*** Begin section ***
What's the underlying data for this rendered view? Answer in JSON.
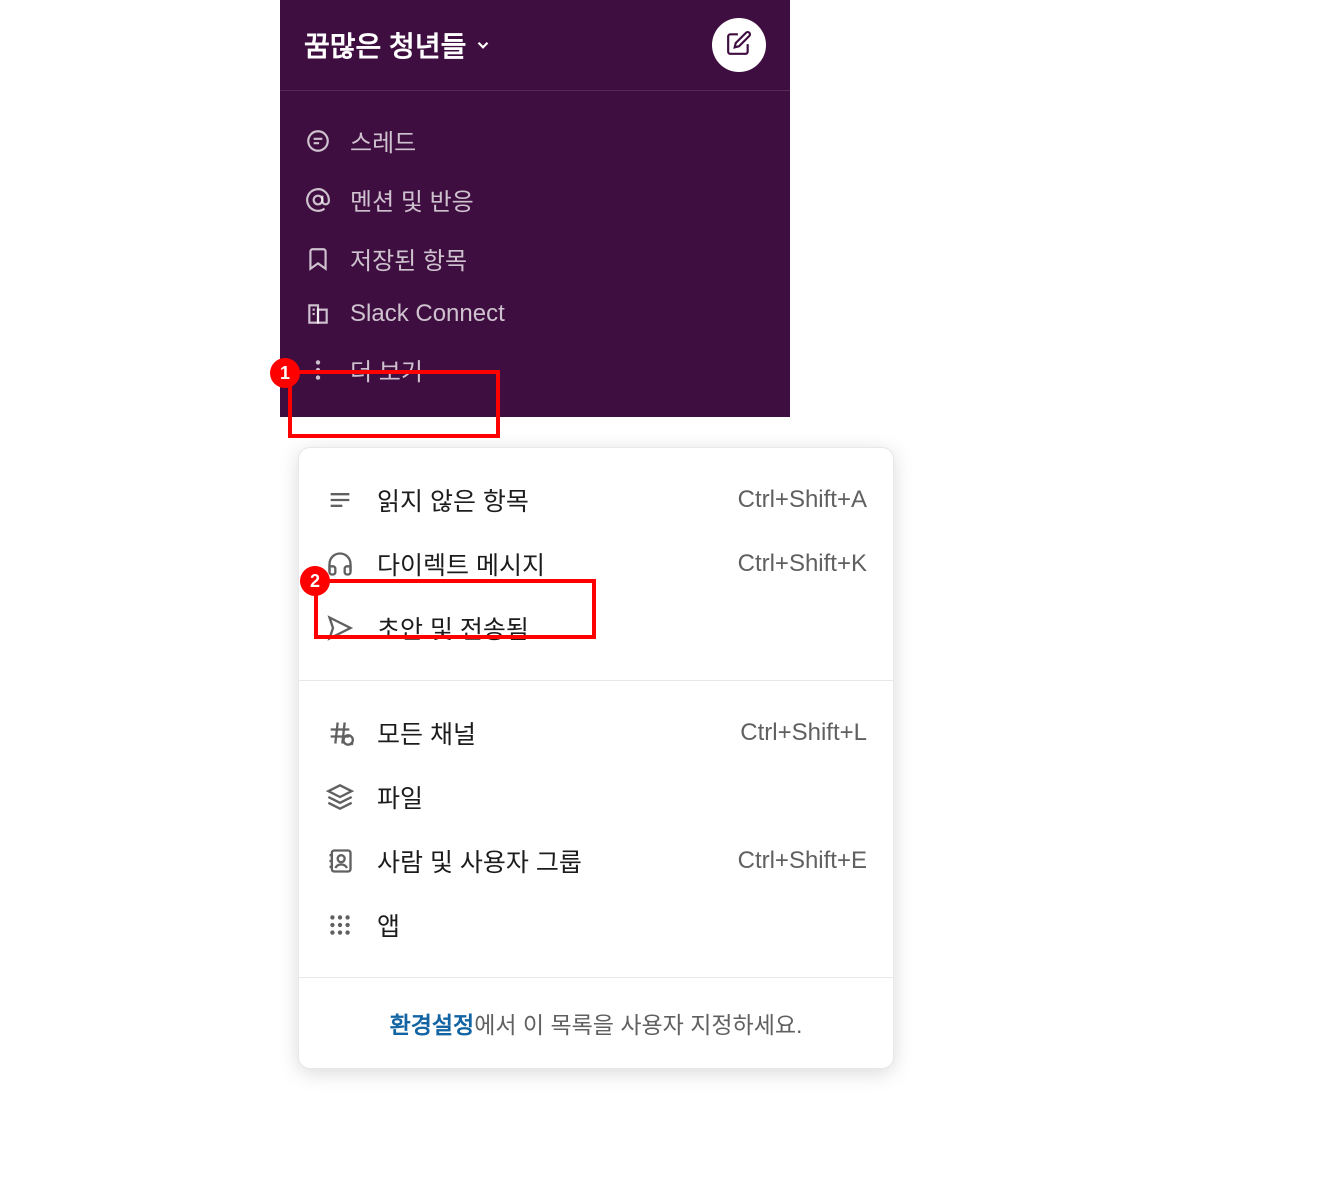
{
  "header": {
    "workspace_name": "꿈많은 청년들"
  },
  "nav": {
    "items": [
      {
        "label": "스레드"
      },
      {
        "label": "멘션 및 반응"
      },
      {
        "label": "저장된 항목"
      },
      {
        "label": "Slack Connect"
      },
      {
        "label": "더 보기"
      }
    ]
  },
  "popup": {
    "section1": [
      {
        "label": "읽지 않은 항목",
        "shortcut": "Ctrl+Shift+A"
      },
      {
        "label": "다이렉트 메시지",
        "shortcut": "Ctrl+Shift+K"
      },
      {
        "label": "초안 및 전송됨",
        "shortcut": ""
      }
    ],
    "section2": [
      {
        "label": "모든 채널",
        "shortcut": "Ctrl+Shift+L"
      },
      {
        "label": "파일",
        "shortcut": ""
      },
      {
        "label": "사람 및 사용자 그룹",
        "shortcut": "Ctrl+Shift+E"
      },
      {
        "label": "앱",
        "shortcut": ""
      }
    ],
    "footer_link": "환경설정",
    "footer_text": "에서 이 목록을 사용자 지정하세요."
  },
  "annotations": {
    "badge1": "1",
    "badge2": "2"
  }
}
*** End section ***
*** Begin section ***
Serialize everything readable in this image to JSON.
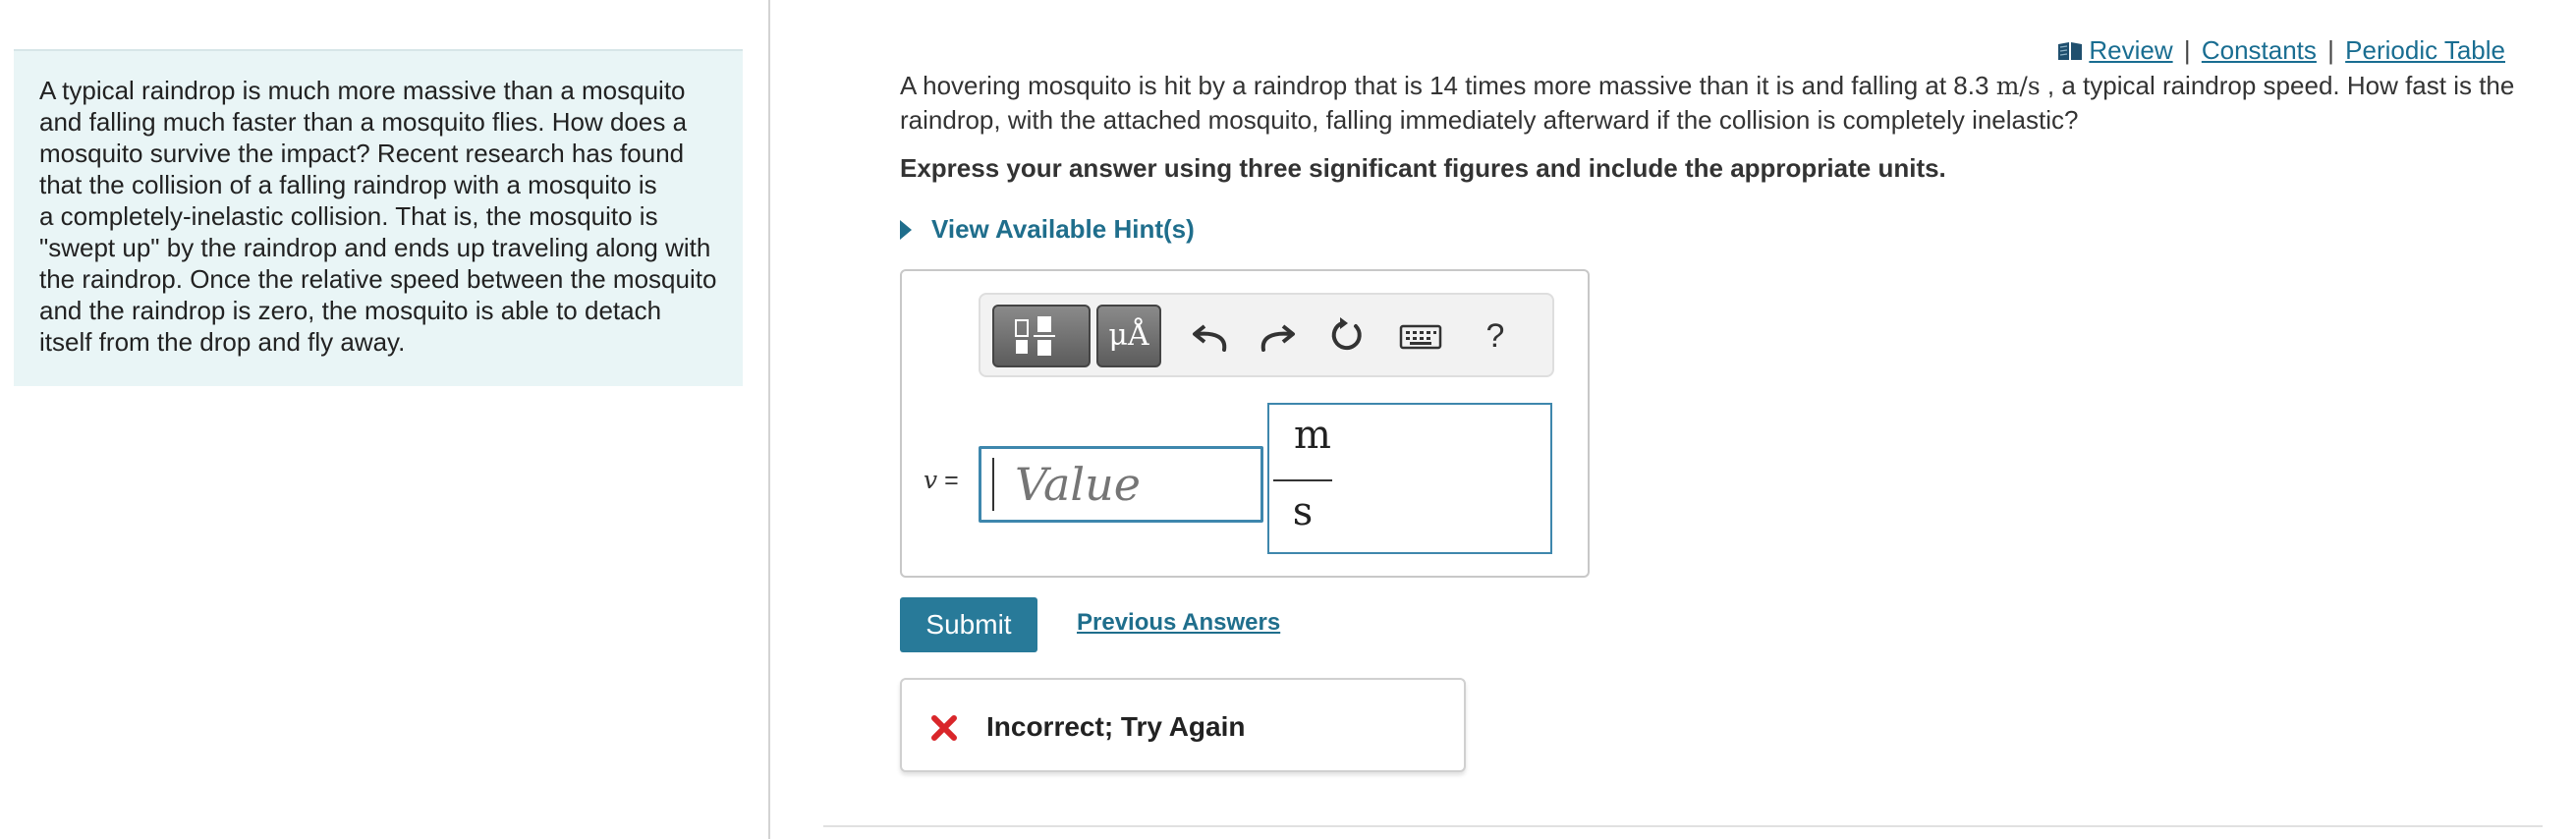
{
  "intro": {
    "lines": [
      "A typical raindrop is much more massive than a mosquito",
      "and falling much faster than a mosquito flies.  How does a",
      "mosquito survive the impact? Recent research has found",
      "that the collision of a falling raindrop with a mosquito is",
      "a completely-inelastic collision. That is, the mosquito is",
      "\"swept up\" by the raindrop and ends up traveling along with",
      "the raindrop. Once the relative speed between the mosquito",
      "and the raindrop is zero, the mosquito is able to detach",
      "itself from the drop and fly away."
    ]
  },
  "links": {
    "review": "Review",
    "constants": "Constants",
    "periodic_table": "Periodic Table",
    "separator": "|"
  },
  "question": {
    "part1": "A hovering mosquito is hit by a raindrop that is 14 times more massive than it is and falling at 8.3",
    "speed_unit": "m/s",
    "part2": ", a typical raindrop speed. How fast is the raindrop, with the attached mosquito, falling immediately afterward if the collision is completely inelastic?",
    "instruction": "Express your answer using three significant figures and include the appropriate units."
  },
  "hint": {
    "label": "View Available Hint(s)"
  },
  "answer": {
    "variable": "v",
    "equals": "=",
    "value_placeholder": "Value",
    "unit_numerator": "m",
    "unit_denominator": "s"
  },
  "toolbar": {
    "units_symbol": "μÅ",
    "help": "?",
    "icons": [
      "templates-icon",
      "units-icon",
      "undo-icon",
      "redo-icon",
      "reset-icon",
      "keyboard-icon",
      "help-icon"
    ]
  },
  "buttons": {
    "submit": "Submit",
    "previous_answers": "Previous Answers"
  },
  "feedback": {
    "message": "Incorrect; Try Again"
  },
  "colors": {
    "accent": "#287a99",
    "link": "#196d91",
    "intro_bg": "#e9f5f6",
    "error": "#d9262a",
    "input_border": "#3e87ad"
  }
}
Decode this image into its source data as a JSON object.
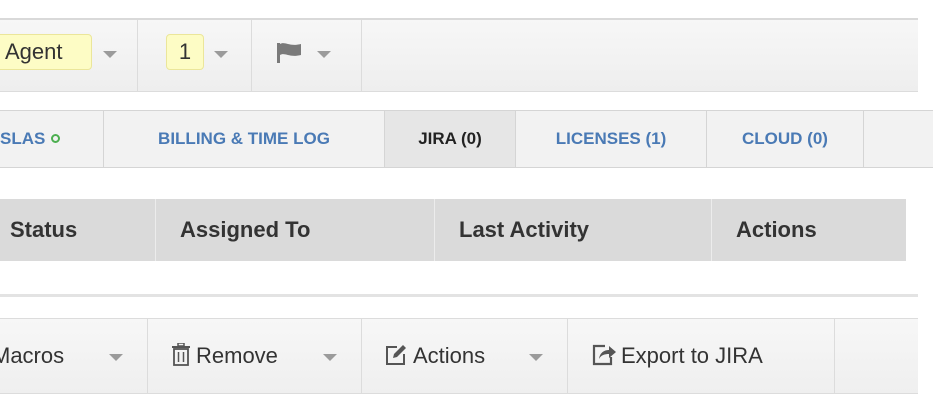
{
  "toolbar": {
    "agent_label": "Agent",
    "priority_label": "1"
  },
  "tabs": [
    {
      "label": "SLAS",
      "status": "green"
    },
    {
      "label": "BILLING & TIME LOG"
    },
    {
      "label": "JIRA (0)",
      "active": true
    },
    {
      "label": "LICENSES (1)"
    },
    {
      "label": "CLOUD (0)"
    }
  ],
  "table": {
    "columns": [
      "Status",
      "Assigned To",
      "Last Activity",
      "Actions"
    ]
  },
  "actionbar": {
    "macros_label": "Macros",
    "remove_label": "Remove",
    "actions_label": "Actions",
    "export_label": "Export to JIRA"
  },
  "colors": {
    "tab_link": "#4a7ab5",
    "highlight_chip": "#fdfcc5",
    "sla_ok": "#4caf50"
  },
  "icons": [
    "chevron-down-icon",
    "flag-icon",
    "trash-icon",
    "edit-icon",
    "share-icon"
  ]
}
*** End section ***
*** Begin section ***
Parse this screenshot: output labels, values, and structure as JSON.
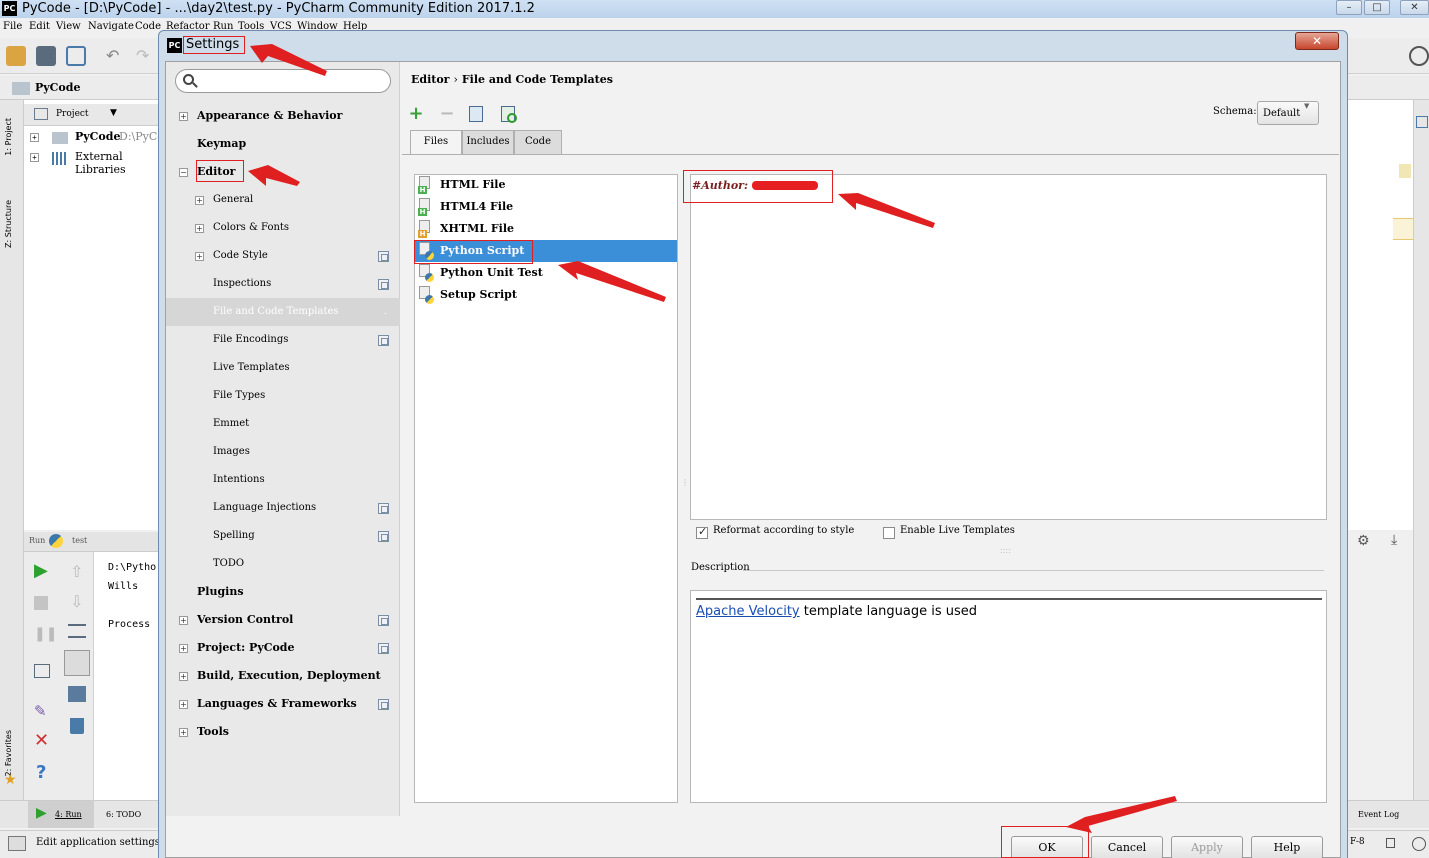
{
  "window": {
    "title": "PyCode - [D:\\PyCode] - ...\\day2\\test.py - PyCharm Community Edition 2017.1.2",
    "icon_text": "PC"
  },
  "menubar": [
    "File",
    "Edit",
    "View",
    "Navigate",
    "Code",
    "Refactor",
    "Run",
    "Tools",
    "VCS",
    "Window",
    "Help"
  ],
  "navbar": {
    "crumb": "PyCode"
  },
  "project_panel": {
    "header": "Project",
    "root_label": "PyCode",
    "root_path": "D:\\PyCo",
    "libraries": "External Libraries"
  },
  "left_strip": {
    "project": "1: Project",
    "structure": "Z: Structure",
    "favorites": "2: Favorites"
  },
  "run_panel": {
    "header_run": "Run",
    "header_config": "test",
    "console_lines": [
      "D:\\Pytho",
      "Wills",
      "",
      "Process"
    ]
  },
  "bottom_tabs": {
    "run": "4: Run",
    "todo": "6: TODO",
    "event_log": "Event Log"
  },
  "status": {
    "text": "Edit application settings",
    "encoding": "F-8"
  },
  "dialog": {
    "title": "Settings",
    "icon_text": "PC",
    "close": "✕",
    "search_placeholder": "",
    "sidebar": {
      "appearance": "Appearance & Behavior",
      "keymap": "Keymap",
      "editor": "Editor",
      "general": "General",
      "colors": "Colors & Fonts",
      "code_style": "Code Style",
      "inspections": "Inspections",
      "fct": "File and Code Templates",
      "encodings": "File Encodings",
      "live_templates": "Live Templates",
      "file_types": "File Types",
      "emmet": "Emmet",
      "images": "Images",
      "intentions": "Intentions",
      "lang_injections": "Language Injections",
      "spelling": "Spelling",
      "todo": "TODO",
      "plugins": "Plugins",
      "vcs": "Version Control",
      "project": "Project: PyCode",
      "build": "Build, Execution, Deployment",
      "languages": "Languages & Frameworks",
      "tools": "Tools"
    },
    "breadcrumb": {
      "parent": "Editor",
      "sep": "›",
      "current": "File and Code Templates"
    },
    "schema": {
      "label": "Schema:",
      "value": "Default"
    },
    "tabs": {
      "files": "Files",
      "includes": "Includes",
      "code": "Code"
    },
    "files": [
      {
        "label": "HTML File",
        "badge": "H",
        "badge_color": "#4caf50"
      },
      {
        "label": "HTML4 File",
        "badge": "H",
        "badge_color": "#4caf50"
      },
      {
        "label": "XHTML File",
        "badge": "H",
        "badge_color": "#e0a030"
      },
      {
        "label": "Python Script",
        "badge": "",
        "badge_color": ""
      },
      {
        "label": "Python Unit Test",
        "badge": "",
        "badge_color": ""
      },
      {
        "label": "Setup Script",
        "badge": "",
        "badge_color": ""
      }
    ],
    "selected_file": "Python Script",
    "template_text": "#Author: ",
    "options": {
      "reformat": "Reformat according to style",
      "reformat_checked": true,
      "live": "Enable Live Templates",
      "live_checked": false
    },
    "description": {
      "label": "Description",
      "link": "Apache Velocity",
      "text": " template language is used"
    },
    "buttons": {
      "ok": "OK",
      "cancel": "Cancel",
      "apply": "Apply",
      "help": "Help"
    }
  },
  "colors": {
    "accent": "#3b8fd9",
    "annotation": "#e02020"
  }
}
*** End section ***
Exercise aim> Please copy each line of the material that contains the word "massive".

Your response>
      "A typical raindrop is much more massive than a mosquito",
    "part1": "A hovering mosquito is hit by a raindrop that is 14 times more massive than it is and falling at 8.3",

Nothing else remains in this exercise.